**Task requirements**
Go through the records and restate them word for word, omitting images.

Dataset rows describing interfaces
☆ ☆ ☆ ☆ ☆

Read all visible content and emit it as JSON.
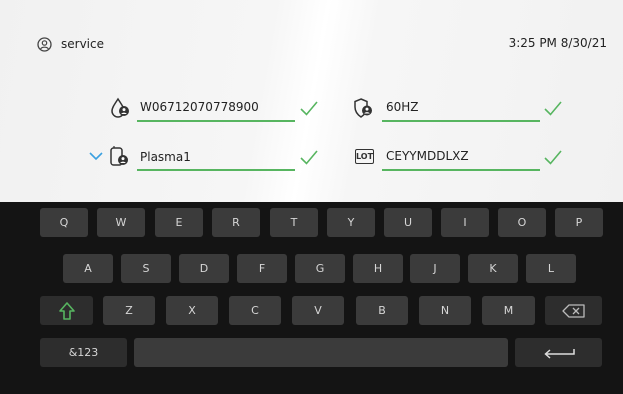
{
  "header": {
    "user_name": "service",
    "datetime": "3:25 PM 8/30/21"
  },
  "fields": {
    "din": {
      "value": "W06712070778900",
      "icon": "drop-id-icon"
    },
    "frequency": {
      "value": "60HZ",
      "icon": "shield-id-icon"
    },
    "product": {
      "value": "Plasma1",
      "icon": "bag-id-icon"
    },
    "lot": {
      "value": "CEYYMDDLXZ",
      "icon": "lot-icon",
      "icon_label": "LOT"
    }
  },
  "keyboard": {
    "row1": [
      "Q",
      "W",
      "E",
      "R",
      "T",
      "Y",
      "U",
      "I",
      "O",
      "P"
    ],
    "row2": [
      "A",
      "S",
      "D",
      "F",
      "G",
      "H",
      "J",
      "K",
      "L"
    ],
    "row3": [
      "Z",
      "X",
      "C",
      "V",
      "B",
      "N",
      "M"
    ],
    "numbers_label": "&123"
  },
  "colors": {
    "accent_green": "#57b560",
    "accent_blue": "#3aa0e0",
    "keyboard_bg": "#141414",
    "key_bg": "#3b3b3b"
  }
}
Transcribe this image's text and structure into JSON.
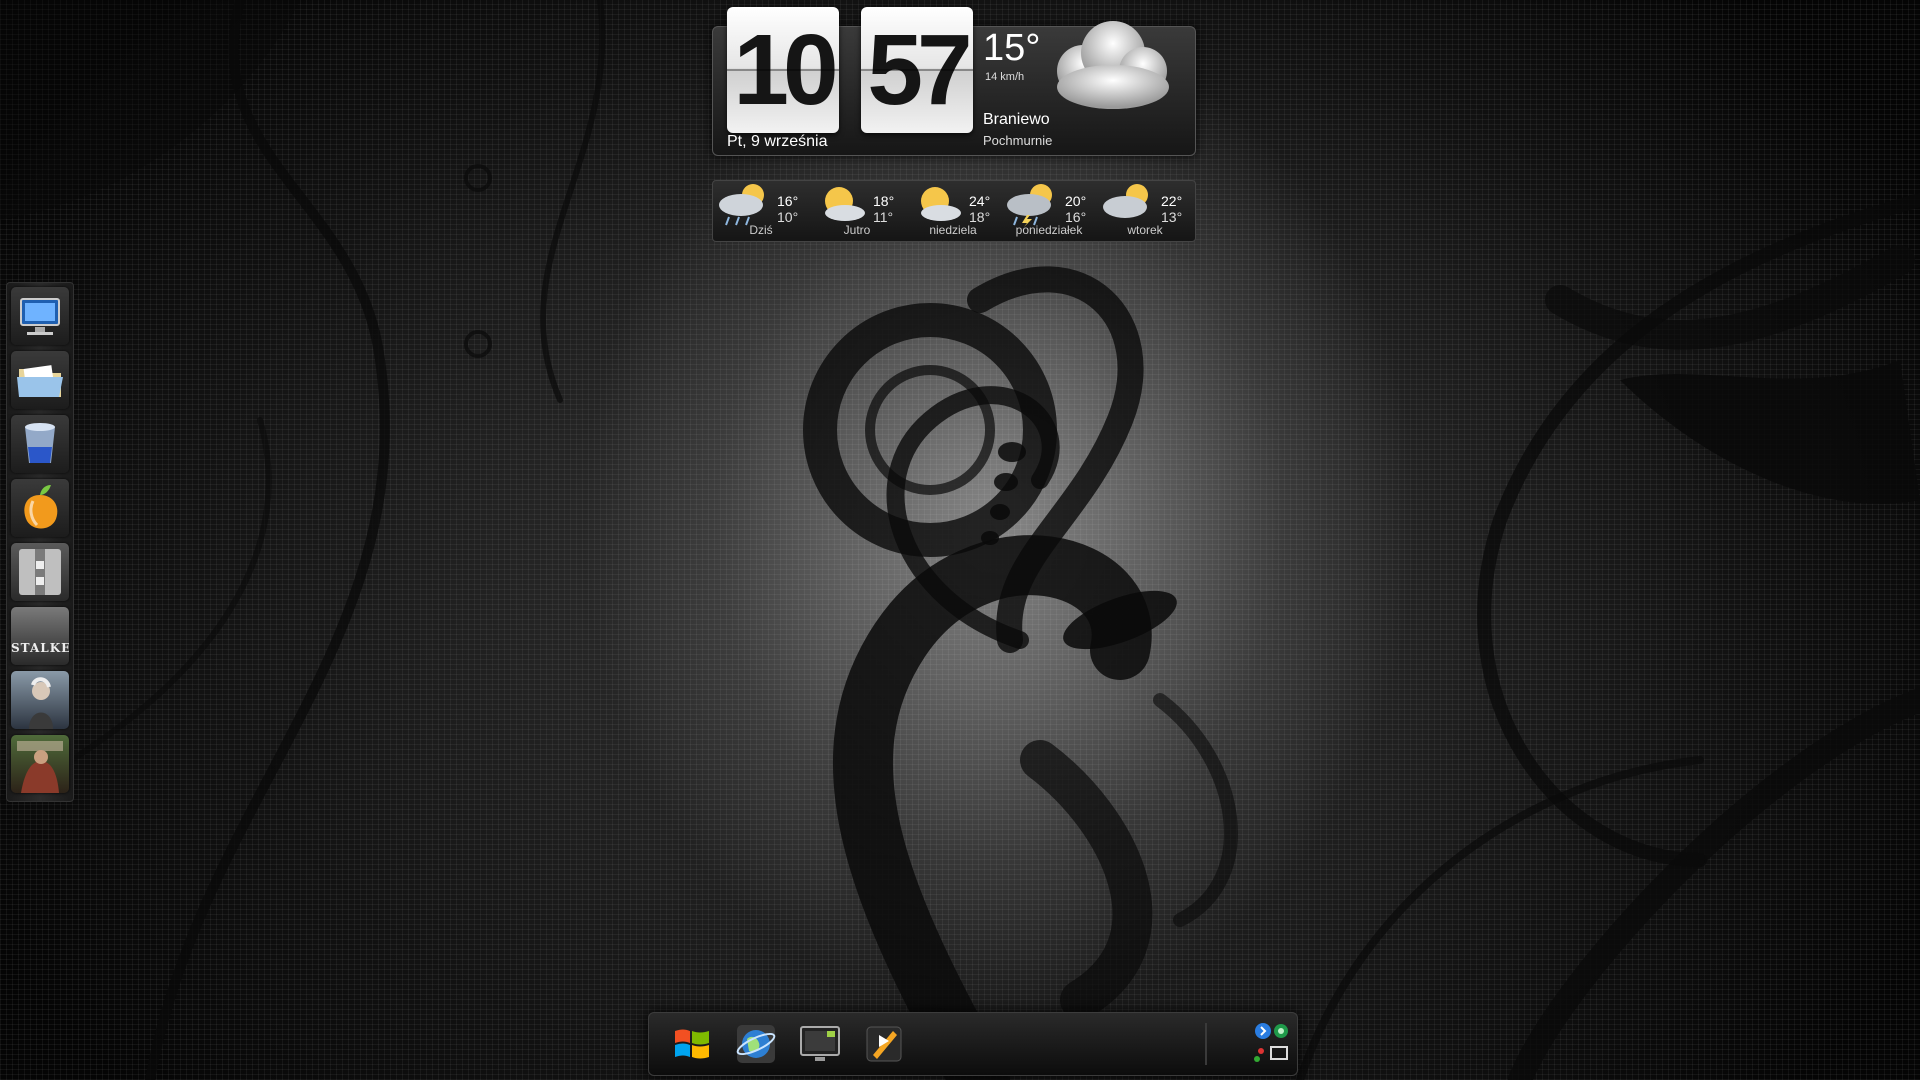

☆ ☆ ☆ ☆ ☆

**Exercise answer**
Read all visible content and emit it as JSON.
{
  "header": {
    "user_name": "service",
    "datetime": "3:25 PM 8/30/21"
  },
  "fields": {
    "din": {
      "value": "W06712070778900",
      "icon": "drop-id-icon"
    },
    "frequency": {
      "value": "60HZ",
      "icon": "shield-id-icon"
    },
    "product": {
      "value": "Plasma1",
      "icon": "bag-id-icon"
    },
    "lot": {
      "value": "CEYYMDDLXZ",
      "icon": "lot-icon",
      "icon_label": "LOT"
    }
  },
  "keyboard": {
    "row1": [
      "Q",
      "W",
      "E",
      "R",
      "T",
      "Y",
      "U",
      "I",
      "O",
      "P"
    ],
    "row2": [
      "A",
      "S",
      "D",
      "F",
      "G",
      "H",
      "J",
      "K",
      "L"
    ],
    "row3": [
      "Z",
      "X",
      "C",
      "V",
      "B",
      "N",
      "M"
    ],
    "numbers_label": "&123"
  },
  "colors": {
    "accent_green": "#57b560",
    "accent_blue": "#3aa0e0",
    "keyboard_bg": "#141414",
    "key_bg": "#3b3b3b"
  }
}
Transcribe this image's text and structure into JSON.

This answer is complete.